What is a 504 Plan?

Section 504 of the Rehabilitation Act of 1973

Some students who do not require special education services may receive accommodations, special instruction, or related services under Section 504 and ADA, consistent with the district’s policy against discrimination on the basis of disability. The School Psychologist serves as the district’s Section 504/ADA Coordinator.

If you believe your child may have an impairment needing services via a 504 Accommodation Plan, please contact your child's building principal, teacher or counselor to arrange a parent conference to discuss your concerns.


What is a 504 Plan?

504 Plan is a plan developed to ensure that a child with a disability, identified under Section 504 of the Rehabilitation Act of 1973, attending an elementary or secondary educational institution receives accommodations that will provide access to the learning environment. The document assures compliance of Section 504 of the Rehabilitation Act and is developed by a team of individuals that may consist of the student with a disability (if appropriate), the student's parent(s)/guardian(s), the student's teacher(s), the student's counselor, and the 504 coordinator.

504 Plans are beneficial to both students and teachers. They help ensure that students with disabilities receive appropriate accommodations. They provide educators with information about the specific needs of their students with disabilities and practical strategies that they can incorporate into their lesson planning.

Examples of accommodations include but are not limited to wheelchair-accessible facilities, adjustable-height tables, large-print reading materials, and increased time to complete assignments and tests.

How is a student considered for a 504 plan?

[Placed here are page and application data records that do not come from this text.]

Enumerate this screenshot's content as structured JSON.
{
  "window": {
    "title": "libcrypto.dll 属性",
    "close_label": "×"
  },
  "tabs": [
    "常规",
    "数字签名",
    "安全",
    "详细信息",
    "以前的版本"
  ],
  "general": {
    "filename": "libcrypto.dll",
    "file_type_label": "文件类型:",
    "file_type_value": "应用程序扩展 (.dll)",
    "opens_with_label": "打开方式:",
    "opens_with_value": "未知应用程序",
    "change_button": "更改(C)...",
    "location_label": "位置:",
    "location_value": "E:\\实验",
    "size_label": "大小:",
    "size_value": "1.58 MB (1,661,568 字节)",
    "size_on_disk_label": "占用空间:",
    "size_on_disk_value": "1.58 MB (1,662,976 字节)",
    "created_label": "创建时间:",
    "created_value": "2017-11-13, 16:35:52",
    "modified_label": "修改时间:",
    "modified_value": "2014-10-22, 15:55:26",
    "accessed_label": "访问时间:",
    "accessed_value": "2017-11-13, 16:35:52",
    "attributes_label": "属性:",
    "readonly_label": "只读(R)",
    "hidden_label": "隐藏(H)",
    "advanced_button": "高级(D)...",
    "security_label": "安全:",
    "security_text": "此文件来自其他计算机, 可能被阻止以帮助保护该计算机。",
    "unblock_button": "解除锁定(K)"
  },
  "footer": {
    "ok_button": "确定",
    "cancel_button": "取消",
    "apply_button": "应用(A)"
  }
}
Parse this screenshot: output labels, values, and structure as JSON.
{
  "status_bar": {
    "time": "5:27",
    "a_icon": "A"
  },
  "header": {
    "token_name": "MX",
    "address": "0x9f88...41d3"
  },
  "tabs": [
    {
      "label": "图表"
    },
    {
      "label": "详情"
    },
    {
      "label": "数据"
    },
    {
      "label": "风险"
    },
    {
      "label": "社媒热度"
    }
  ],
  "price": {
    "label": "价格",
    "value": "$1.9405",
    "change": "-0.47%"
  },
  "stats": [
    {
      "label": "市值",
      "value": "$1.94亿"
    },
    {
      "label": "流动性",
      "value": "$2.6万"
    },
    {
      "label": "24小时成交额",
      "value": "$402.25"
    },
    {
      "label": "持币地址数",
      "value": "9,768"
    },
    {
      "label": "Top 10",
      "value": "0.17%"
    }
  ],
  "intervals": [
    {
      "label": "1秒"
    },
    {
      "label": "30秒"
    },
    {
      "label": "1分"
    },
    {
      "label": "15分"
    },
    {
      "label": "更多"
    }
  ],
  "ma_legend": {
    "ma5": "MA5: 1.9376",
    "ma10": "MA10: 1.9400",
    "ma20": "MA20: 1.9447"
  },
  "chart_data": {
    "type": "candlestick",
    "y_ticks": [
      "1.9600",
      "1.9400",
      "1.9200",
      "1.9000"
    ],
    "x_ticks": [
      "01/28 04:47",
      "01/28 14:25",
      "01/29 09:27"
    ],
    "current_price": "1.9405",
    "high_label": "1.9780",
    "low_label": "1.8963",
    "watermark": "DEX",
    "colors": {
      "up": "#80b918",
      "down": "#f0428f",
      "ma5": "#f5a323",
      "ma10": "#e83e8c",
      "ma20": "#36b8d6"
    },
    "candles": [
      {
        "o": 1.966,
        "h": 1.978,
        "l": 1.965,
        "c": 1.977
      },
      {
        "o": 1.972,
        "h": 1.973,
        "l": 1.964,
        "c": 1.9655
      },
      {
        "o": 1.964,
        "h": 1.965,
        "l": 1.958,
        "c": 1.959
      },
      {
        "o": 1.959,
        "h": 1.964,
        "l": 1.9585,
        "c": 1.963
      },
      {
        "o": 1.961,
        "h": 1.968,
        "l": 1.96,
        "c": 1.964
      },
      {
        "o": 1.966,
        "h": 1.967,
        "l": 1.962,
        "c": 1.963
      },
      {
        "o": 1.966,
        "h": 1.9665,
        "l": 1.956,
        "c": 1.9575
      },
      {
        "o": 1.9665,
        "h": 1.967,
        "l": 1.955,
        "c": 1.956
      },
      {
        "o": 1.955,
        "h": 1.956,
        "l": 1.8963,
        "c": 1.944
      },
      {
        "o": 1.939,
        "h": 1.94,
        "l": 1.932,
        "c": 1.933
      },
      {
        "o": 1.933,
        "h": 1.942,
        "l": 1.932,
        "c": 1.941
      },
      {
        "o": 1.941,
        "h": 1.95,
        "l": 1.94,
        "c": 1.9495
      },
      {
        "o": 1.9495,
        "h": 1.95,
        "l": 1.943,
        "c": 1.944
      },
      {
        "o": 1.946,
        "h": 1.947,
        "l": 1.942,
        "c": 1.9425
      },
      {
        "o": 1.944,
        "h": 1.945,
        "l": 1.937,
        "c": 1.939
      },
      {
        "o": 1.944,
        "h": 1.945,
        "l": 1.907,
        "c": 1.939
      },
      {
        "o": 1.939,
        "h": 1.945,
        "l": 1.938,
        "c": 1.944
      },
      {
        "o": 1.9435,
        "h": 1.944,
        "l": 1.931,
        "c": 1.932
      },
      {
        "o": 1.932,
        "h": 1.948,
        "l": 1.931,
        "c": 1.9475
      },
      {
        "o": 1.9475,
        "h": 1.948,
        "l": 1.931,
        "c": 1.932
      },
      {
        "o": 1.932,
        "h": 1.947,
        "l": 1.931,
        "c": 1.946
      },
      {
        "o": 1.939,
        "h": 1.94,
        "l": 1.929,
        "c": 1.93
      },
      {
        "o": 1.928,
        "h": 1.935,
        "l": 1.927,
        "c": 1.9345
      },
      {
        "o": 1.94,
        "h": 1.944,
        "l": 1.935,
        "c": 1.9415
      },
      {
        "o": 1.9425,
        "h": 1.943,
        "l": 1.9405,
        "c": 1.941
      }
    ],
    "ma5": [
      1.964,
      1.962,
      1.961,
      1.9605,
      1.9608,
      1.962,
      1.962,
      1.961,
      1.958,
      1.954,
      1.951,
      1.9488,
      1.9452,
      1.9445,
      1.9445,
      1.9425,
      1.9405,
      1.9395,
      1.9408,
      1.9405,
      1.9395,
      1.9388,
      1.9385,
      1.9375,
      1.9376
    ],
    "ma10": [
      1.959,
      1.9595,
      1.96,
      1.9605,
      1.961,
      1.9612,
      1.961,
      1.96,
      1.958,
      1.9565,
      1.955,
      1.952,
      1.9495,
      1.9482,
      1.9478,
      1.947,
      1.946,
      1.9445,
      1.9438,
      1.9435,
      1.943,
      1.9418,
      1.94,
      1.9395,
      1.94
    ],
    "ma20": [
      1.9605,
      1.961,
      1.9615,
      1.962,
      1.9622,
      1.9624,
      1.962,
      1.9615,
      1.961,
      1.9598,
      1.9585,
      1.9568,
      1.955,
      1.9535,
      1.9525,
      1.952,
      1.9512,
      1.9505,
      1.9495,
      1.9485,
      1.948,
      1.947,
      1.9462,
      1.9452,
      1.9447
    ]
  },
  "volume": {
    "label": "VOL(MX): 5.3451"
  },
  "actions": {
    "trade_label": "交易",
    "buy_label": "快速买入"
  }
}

A student with a physical disability ,emotional disability or who has an impairment (i.e. Attention Deficit Disorder) that restricts one or more major life activities that is negatively impacting their ability to learn can be referred to the 504 committee for possible evaluation.

What are examples of "major life activities"?

Major life activities include caring for one's self, performing manual tasks, walking, seeing, hearing, speaking, breathing, working, and learning.

What is the process for placing a student on a 504 plan?

There are essentially four steps:

  • Student is referred by teacher, support staff, parent/legal guardian,  physician, or therapist

  • A 504 plan meeting is held and eligibility determined (based on evaluation results, educational history, etc.)

  • If eligible, a plan for the student is developed

  • A review date is set

Who is involved in the process?

The student, parent/legal guardian, teachers, principals, 504 Coordinator, support staff (i.e. nurse, counselor, psychologist, language/speech pathologist) as well as the student's physician or therapist may be involved in the placement process including the 504 meeting

What accommodations might be included in the 504 plan?

  • A child's seat assignment accommodates a disability.
  • A diabetic child may be permitted to eat in the classroom.
  • A child may be permitted to go to the health office for the administration of medication.
  • A student's assignments or testing conditions may be adjusted (i.e. extensions of time, modification of test questions).